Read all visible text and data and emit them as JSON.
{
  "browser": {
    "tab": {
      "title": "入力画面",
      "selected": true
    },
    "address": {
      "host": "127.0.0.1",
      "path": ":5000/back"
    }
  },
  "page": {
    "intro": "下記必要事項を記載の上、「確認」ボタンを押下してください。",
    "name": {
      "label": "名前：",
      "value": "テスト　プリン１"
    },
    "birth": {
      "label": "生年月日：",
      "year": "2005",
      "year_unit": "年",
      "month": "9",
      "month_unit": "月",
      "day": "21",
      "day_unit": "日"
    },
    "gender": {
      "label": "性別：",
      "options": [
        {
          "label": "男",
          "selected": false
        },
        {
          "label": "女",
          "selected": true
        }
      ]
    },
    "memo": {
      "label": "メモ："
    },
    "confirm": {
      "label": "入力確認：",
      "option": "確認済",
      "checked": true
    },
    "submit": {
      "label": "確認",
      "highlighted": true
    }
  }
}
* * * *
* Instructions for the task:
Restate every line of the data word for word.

* Output for this exercise:
Read all visible text and data and emit them as JSON.
{
  "browser": {
    "tab": {
      "title": "入力画面",
      "selected": true
    },
    "address": {
      "host": "127.0.0.1",
      "path": ":5000/back"
    }
  },
  "page": {
    "intro": "下記必要事項を記載の上、「確認」ボタンを押下してください。",
    "name": {
      "label": "名前：",
      "value": "テスト　プリン１"
    },
    "birth": {
      "label": "生年月日：",
      "year": "2005",
      "year_unit": "年",
      "month": "9",
      "month_unit": "月",
      "day": "21",
      "day_unit": "日"
    },
    "gender": {
      "label": "性別：",
      "options": [
        {
          "label": "男",
          "selected": false
        },
        {
          "label": "女",
          "selected": true
        }
      ]
    },
    "memo": {
      "label": "メモ："
    },
    "confirm": {
      "label": "入力確認：",
      "option": "確認済",
      "checked": true
    },
    "submit": {
      "label": "確認",
      "highlighted": true
    }
  }
}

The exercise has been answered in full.